He is probably worth every penny of that to the shareholders of UnitedHealth, but not to me.

I would like the option to select from at least one, not-for-profit, public benefit corporation to provide for my health insurance needs. No dividends to pay out to shareholders. No big bonus to the executive team. No stock options to key employees.

When I was younger, we had Blue Cross and Blue Shield. These entities were organized as tax-exempt (not-for-profit) health insurance providers, and I recall being generally pleased with both the cost and the coverage provided.

When President Ronald Reagan signed the Tax Reform Act of 1986 into law, the federal tax exemption for these organizations was eliminated, helping to pave the way to where we are today.

Presently, we are hearing sound bites from Rep. Paul Ryan of Wisconsin and others telling us that they have solutions.

>>> Repeal the “Obama Care” legislation & make significant changes to both Medicare and Medicaid.

Great ideas, but before we repeat the apparent mistakes baked into the Tax Reform Act of 1986 — and possibly other examples since — let’s stop to take a look at what other options might be available to address two important outcomes: (1) reducing costs; and (2) improving outcomes.

I know of two really great things that happened in 1918.

The best was that my Mother was born on November 28. She lived to be 92, sadly leaving us on February 26, 2011.

The second best contribution from 1918 was the creation by Anna M. Harkness — a pioneer female philanthropist — of The Commonwealth Fund, “to enhance the common good”.

The current mission of The Commonwealth Fund is “to promote a high performing health care system that achieves better access, improved quality, and greater efficiency, particularly for society’s most vulnerable, including low-income people, the uninsured, minority Americans, young children, and elderly adults”.

The Commonwealth Fund has commissioned plenty of research on health care and health insurance. As a not-for-profit, public benefit entity, we expect this research is factual and unbiased, and completely outside the political process.

In one recent report, they tell us, “To achieve a high performance health system, health reform must go beyond ensuring affordable coverage to addressing health system changes that will improve outcomes and the quality of care, increase efficiency, and slow the growth in total health system costs.”

We can’t deny that Rep. Paul Ryan is a brilliant guy. Yet, I’m puzzled by his contention that his budget proposal fulfills a moral imperative “to lower Medicare-related costs”.

As he has structured it, overall health expenses would actually increase because people would be required to get care through private plans, which have been proven over and over to cost more than the current system. Seniors and others on fixed or limited incomes would be left to pick up the extra costs.

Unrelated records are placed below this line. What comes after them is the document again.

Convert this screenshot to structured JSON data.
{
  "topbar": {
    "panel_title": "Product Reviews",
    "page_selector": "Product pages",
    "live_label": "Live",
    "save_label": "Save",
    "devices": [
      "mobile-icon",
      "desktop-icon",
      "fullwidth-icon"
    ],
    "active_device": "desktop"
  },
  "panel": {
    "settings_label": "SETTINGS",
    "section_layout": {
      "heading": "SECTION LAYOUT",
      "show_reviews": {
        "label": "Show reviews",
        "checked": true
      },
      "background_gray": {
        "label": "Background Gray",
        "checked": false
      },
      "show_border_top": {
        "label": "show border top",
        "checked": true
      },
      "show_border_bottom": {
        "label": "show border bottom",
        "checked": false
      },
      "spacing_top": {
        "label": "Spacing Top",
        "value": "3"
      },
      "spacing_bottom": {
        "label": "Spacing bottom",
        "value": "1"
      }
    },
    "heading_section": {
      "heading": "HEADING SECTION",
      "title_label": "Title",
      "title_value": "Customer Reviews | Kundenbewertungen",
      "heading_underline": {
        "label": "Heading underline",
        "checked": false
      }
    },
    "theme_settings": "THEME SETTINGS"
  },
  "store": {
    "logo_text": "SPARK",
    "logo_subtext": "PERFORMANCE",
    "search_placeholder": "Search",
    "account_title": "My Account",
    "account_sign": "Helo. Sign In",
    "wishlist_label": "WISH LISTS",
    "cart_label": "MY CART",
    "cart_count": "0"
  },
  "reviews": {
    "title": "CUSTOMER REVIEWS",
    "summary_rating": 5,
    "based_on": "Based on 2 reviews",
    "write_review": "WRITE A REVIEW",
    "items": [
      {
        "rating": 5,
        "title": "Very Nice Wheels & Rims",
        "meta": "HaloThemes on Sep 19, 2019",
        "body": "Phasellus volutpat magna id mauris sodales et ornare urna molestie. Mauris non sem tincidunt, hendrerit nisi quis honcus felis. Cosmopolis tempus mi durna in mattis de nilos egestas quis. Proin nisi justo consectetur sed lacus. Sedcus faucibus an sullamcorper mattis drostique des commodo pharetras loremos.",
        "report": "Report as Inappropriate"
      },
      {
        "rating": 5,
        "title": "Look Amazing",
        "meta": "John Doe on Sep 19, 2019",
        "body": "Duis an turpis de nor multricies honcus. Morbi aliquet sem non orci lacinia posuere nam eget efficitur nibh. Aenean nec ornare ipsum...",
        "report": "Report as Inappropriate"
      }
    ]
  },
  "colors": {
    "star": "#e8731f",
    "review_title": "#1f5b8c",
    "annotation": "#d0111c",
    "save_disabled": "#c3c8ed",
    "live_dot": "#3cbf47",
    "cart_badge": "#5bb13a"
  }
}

Ryan’s proposal apparently would convert our current fee-for-service system—in which patients go to any doctor that takes Medicare—to one in which beneficiaries would get a capped annual subsidy to help them purchase private insurance.

Critics of Ryan’s proposed system – some call it a “premium support” model — say it is really just a voucher system where elderly, disabled and otherwise disadvantaged people would appeal to private plans for services.

A great deal of truly objective and non-partisan analysis is needed here before we get into an even more emotional and politically charged debate.

The real question is: Do we possess the decorum, civility and intellectual curiousity to allow for an impartial analysis? Or have we crossed over into the War of the Roses, where no one really knows why we are fighting, but we know which side we are on, and we need to win!